    WE can do anything LRT or BRT can do at a lower whole life cycle cost.

    A basic system can be installed for 75% less then an LRT system and produce no net carbon if combined with operation powered by gas produced from local organic waste.

    Zweisystem replies: Sadly you do not point to any ULT system in operation and your claims are nothing more than a sales pitch. If the ULT people could build their system for 75% less than LRT, there would be a whole lot of interest in the mode, but you do not have any ULT system in operation that one can make real cost comparisons.

  3. Clive Hinchcliffe Says:

    This is not strictly true, Ultra Light Railcars have been operating a service 7 days a week on a branch line of the UK National Rail Network near Birmingham since May this year. This follows a whole year of operation on Sundays. The ULR railcars have reduced emissions by 80% compared to the heavy rail unit that used to operate the service.

    A ULR tram was commissioned by Southport Council in the UK as part of the refurbishment of the second longest pier in the country. It has been in operation for several years covering over 9,000 Km per year with 99% reliability.
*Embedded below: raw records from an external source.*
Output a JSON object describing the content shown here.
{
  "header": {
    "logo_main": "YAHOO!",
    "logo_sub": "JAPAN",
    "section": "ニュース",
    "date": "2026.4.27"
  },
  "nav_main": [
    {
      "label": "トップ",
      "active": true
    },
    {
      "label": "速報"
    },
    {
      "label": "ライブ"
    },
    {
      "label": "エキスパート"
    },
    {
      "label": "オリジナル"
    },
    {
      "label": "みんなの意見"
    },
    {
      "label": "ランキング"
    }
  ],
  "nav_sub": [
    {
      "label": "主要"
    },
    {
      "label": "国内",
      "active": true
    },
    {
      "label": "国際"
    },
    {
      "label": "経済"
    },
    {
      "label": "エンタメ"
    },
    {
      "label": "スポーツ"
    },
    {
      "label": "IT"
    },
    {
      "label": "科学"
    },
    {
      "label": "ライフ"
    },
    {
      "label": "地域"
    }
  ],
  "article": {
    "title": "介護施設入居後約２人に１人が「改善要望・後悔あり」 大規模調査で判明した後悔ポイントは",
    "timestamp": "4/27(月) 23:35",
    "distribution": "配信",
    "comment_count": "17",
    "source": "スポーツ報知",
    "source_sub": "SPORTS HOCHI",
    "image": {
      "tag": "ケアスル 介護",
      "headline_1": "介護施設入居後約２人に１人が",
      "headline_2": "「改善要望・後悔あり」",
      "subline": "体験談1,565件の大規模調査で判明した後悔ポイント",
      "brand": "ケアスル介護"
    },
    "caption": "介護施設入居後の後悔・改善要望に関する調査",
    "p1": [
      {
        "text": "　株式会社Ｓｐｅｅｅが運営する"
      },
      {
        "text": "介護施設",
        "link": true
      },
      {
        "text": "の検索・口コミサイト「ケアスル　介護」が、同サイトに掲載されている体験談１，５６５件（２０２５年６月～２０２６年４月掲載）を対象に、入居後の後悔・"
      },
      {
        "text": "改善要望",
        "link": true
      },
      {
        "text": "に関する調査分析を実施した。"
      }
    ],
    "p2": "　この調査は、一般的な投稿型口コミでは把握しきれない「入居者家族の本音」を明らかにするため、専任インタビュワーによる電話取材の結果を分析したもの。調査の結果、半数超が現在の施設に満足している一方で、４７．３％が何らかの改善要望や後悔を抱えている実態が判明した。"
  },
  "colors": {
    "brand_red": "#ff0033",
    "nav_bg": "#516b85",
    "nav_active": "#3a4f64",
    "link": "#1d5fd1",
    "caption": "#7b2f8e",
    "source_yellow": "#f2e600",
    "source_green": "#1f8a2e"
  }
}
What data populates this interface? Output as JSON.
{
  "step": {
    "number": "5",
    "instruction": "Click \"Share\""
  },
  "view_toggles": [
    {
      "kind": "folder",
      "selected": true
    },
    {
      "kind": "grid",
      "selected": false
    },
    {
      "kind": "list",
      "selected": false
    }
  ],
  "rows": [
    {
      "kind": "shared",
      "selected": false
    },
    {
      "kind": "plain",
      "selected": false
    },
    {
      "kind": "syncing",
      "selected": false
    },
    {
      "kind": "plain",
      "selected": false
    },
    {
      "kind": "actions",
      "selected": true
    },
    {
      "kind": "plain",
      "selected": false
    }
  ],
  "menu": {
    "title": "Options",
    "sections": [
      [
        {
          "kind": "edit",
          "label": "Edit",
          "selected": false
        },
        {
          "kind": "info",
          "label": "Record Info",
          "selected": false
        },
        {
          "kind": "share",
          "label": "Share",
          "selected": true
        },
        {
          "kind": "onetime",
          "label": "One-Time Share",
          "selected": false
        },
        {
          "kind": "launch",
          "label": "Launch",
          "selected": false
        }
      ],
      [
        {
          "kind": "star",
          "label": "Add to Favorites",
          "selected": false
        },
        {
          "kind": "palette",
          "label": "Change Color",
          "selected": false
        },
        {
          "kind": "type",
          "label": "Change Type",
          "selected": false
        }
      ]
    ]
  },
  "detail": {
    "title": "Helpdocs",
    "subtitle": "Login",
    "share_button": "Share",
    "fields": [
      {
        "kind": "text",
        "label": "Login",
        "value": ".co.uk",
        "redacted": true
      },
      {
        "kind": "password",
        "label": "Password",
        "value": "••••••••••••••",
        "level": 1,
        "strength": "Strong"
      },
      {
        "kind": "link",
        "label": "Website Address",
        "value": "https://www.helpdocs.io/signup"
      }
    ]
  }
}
    Track of the type used for ULR has been installed for the Welsh Highland Railway at a cost of < 1m GBP per Km.

    A 200 passenger Light Tram is available for demonstrations on any standard gauge tramway.

    The reason why there are not hundreds of systems is lack of UK Government support for any type of tramsystem.

    We are also working with companies that use proven low cost technologies from India to produce the biogas fuel.

    Our website receives over 500 visits per month and we receive around 2 formal information requests per month. Recent enquires included Indian Railways and the Gov of Western Australia.

    Much more information can be found on our website.

  4. Anonymous Says:

    Maybe a ULR YXX link to the LRT Inter-Urban?

    There isn’t a whole lot of information available about ULR. Searching Youtube for ulrta light rail results in videos about a Heathrow PRT called Ulrta that doesn’t even use rail from what I can gather.

  5. Clive Hinchcliffe Says:

    There is quite a lot on YOUTUBE type in class 139 railcar to see a number of videos.

    139 is the UK National Rail Class for these 60 passenger Ultra Light Railcars.

    Ulrta and ULR are not the same thing and do not serve the same market.

    Type in Trampower to see a 200 passenger ULR tram in operation.

    This link will show the 100 all seat Southport tram.

  6. Anonymous Says:

    Clive, thanks for the links 🙂

Leave a Reply

Fill in your details below or click an icon to log in: Logo

You are commenting using your account. Log Out /  Change )

Google+ photo

You are commenting using your Google+ account. Log Out /  Change )

Twitter picture

You are commenting using your Twitter account. Log Out /  Change )

Facebook photo

You are commenting using your Facebook account. Log Out /  Change )


Connecting to %s

%d bloggers like this: